## Exercise instructions
From the entries below, work out the number of lines that hold the word "left", and give that number alone.

## Records drawn from a dataset
((

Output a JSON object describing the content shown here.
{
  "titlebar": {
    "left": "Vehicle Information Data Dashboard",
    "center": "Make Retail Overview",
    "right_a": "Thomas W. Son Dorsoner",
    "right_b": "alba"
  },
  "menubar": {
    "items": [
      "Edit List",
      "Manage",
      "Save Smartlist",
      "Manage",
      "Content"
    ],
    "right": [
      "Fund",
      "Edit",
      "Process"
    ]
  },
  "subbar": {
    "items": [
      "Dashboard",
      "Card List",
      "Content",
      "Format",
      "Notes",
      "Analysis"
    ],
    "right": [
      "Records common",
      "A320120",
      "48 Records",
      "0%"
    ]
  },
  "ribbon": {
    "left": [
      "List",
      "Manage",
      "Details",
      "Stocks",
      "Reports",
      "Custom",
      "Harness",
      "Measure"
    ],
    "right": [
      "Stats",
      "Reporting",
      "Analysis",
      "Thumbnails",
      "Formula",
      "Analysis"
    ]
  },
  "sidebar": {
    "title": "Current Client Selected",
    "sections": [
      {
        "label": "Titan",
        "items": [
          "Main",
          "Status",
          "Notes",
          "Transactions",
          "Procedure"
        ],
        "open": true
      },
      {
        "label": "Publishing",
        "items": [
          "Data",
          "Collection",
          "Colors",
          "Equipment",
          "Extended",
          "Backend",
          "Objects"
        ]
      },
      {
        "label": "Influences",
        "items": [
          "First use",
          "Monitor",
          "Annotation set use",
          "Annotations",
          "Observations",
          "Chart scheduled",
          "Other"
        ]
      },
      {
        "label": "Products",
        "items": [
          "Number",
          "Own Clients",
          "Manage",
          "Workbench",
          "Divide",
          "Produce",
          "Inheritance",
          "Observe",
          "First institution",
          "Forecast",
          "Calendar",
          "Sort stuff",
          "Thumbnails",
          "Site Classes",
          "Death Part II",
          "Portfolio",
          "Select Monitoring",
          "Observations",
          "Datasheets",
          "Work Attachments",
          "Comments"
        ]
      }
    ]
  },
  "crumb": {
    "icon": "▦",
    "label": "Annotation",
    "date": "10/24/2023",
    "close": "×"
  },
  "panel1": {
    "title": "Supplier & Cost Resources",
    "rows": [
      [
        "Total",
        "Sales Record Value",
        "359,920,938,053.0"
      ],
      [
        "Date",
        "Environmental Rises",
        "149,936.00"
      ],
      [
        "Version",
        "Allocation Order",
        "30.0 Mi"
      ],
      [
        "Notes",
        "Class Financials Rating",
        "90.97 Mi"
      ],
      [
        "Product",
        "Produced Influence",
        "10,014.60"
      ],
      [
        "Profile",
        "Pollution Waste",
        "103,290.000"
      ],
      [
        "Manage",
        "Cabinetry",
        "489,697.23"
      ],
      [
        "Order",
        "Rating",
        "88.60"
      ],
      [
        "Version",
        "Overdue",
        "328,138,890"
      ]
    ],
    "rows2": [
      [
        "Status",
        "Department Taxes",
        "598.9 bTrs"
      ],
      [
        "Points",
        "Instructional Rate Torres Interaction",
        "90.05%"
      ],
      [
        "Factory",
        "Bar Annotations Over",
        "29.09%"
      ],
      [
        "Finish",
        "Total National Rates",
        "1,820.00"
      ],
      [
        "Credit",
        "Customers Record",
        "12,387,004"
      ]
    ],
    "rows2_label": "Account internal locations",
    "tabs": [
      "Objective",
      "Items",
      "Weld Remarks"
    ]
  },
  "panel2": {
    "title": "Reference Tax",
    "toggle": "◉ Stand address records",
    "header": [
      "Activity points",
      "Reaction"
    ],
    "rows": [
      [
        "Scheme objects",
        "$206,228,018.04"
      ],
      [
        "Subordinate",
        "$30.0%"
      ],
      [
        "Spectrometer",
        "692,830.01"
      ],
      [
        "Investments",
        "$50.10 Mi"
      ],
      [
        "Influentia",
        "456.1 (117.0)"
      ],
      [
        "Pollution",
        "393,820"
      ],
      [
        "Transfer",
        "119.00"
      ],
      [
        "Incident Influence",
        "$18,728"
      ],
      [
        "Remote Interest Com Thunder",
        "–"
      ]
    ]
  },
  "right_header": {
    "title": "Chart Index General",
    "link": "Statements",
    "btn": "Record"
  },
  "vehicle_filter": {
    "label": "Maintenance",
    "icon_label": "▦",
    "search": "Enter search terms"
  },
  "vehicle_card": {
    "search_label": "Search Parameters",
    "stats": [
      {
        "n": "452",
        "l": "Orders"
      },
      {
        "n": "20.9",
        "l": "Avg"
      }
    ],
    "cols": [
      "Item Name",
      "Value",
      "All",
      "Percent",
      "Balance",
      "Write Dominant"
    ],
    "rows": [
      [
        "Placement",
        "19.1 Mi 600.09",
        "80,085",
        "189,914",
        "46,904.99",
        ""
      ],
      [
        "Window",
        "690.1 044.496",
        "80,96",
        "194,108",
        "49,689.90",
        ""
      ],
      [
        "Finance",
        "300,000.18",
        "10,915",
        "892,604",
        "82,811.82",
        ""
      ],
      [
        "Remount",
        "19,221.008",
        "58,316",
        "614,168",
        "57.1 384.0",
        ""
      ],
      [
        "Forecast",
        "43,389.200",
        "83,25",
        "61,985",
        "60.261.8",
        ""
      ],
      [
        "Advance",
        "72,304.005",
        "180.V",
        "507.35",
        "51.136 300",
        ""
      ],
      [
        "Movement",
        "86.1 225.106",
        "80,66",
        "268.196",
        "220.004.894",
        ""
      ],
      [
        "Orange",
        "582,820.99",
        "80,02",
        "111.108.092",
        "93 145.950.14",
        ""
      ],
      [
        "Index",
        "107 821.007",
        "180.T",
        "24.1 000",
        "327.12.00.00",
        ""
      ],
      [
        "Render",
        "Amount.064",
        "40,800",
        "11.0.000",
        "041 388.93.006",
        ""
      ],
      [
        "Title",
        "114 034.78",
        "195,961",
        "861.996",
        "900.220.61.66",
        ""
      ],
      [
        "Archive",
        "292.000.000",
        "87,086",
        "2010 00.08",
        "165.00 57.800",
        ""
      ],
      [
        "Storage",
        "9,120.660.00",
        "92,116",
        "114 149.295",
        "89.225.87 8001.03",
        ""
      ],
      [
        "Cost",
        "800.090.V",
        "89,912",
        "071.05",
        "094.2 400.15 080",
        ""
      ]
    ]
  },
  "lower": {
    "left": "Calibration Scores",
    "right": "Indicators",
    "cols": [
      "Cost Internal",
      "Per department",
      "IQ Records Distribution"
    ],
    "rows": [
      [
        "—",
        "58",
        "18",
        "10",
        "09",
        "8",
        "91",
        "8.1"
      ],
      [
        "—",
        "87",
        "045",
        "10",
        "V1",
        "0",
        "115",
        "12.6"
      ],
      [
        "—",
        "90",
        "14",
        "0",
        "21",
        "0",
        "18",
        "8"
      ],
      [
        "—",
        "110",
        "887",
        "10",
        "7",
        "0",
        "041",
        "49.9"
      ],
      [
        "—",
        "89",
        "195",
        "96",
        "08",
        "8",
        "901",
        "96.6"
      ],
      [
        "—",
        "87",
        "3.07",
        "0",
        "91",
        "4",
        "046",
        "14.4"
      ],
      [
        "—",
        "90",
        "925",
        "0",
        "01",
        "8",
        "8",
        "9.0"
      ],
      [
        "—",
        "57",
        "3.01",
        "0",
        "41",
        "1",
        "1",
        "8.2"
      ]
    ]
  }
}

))

## Task output
3